Enter the path to a Swift package’s root directory, then click the Test button to run the package’s tests. (This path is entered automatically if your project root is set to a Swift package root.) Test output is displayed in the Console below the Editing Area.
Clicking the Settings button (i.e., the gear icon) to the right of the toolbar’s text box displays additional settings for running your Swift package’s tests.
HHVM Debug Toolbar
Nuclide provides an HHVM toolbar in the Task Runner for debugging Hack projects. You can launch the toolbar by clicking the Toggle Task Runner Toolbar button in the Nuclide toolbar or from the Command Palette with
Nuclide Task Runner: Toggle HHVM Toolbar.
You must have a Hack or PHP file open to successfully launch the toolbar.
You can choose either Attach to WebServer or Launch Script from the drop-down menu. If you select Attach to WebServer, the text box will fill automatically with the server to which you are connected. If you select Launch Script, the text box will fill automatically with the path of the open file.
Set breakpoints in your code.
Click the Debug button to open the Debugger; it will stop at the first breakpoint.
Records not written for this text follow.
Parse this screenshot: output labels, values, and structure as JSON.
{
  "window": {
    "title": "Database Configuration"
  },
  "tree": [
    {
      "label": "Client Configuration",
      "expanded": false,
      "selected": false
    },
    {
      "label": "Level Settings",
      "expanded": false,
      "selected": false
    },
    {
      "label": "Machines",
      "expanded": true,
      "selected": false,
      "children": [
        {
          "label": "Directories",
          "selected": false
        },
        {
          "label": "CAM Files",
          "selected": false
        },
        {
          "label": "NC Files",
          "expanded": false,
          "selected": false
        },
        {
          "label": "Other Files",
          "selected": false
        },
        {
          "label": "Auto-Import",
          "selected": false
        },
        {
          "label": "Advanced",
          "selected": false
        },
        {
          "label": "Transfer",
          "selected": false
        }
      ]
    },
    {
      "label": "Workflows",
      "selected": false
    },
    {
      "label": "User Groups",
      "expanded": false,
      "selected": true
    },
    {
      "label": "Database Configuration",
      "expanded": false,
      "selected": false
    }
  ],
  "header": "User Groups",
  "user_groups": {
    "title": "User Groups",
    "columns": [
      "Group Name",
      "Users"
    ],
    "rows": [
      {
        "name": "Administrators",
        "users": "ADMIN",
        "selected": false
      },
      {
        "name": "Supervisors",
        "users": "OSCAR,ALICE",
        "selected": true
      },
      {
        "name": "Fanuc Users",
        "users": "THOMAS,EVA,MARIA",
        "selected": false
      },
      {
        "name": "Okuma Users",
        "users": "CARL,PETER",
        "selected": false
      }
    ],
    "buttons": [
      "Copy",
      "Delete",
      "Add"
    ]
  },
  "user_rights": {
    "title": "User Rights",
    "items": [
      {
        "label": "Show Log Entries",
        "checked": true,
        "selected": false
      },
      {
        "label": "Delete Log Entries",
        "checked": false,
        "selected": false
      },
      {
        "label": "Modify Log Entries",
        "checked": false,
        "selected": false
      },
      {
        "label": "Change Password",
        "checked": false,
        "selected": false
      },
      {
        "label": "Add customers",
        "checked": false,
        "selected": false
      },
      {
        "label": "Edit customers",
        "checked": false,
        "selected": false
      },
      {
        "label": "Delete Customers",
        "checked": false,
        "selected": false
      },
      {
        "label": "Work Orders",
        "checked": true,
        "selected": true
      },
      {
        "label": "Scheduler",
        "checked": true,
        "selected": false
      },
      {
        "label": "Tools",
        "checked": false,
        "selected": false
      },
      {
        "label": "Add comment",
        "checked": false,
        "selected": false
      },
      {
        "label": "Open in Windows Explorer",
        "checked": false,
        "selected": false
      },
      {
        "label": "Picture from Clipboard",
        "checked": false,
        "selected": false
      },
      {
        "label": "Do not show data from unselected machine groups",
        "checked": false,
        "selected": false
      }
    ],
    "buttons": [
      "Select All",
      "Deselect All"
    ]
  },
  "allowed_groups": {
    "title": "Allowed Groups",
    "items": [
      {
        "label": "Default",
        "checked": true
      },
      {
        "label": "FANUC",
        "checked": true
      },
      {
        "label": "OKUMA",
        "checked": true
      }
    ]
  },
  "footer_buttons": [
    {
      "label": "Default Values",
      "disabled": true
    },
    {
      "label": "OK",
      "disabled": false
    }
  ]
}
In both the script and server launching/attaching scenarios, the line at which you’ve set a breakpoint will highlight in blue when the breakpoint is hit. When this happens, execution of your code is paused and you can use the Debugger Controls to step, evaluate expressions, inspect the current call stack, etc.